This discord's ground, the music would not please. 70 Chi. I care not, I, knew she and all the world :
I love Lavinia more than all the world. Dem. Youngling, learn thou to make some meaner choice:
Lavinia is thine elder brother's hope.
53. Not /] It seems likely, as War- 62. brabble] wrangle, squabble. Cf. burton suggests, that this speech should Merry Wives, 1. i. 56, and Henry V. be given to Chiron and the next to IV. viii. 69, "pribbles and prabbles, Demetrius. Aaron's speech being in- being the Welsh dialect for “bribbles terjected, it is natural that Chiron and brabbles." Both these words should reply to his brother's taunt, seem formed by onomatopoea, though 'Ay, boy, grow ye so brave?” they may be connected with “babble”

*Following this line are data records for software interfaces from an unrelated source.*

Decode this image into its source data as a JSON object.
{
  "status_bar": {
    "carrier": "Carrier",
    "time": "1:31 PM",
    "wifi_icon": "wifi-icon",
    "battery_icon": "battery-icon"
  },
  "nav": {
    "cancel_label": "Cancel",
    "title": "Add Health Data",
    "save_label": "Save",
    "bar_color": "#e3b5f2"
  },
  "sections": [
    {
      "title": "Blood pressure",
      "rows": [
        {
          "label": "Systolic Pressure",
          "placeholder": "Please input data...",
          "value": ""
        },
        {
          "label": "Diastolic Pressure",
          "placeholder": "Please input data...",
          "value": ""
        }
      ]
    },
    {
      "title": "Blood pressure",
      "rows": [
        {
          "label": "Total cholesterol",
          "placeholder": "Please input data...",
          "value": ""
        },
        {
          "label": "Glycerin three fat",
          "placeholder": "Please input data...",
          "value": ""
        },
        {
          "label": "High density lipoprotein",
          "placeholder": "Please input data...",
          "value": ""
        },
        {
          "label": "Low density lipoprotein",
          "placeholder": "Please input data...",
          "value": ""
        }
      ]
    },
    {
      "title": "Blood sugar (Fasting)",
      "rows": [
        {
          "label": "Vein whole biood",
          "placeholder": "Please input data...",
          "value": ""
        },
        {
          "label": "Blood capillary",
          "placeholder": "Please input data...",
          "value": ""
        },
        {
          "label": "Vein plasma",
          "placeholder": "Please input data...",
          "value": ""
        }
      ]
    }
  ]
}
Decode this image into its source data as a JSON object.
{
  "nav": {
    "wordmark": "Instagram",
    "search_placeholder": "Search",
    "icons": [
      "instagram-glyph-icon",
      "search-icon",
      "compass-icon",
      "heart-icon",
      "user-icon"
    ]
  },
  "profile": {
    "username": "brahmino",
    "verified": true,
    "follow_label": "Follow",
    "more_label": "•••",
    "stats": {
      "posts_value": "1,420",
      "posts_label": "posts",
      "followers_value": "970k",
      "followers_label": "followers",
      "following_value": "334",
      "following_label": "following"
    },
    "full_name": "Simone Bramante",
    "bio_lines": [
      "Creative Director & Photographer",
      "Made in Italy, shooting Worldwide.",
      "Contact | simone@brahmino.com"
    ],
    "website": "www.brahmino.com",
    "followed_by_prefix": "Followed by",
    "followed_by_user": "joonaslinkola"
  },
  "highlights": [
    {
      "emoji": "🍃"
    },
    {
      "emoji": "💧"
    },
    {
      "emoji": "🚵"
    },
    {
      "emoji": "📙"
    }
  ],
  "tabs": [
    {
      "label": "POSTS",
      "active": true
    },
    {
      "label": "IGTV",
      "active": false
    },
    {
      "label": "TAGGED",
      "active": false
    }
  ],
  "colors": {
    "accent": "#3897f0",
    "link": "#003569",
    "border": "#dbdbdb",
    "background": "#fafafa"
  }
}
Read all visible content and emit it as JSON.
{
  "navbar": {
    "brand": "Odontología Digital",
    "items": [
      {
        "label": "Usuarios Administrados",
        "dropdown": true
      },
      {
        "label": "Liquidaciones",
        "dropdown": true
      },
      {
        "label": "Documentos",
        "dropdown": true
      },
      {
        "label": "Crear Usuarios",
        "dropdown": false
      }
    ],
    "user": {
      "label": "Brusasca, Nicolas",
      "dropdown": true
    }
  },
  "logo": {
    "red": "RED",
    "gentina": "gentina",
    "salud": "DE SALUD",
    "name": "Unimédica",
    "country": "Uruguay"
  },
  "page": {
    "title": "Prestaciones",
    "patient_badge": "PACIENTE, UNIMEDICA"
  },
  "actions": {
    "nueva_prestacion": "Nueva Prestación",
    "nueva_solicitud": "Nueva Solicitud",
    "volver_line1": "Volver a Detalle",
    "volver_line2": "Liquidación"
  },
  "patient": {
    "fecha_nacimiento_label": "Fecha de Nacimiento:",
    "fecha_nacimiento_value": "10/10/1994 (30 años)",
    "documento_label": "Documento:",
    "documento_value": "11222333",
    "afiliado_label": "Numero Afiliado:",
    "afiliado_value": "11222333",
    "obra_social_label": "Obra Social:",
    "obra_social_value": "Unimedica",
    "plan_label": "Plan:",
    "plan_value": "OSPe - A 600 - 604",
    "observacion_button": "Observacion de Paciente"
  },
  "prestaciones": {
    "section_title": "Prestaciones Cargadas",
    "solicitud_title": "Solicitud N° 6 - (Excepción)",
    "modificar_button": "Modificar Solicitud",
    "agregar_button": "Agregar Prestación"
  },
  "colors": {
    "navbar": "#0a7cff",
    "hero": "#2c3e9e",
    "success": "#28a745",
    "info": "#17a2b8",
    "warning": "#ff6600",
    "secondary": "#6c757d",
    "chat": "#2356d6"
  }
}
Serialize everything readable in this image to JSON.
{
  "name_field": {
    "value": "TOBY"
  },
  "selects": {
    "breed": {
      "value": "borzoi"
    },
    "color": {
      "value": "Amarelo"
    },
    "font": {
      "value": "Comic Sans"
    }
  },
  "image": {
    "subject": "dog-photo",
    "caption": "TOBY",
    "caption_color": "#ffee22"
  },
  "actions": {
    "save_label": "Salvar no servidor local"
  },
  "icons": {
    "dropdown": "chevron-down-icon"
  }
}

58. thunder'st] Steevens, who seems (Babel),"prattle," "brattle," and to think no Elizabethan can have words of that class. Milton, Church a phrase or idea not borrowed from Dis. ii., 1851, 54, "a surplice. Latin or Greek, quotes from Virgil's brabble." Æneid, xi. 383. One would like to 64. jet] to encroach on. Some edi. know whence comes the phrase "thun- tors gloss "jut," which is quite un. der'st in the index,” Hamlet, 111. iv. 52! necessary. Richard III. 11. iv. 51.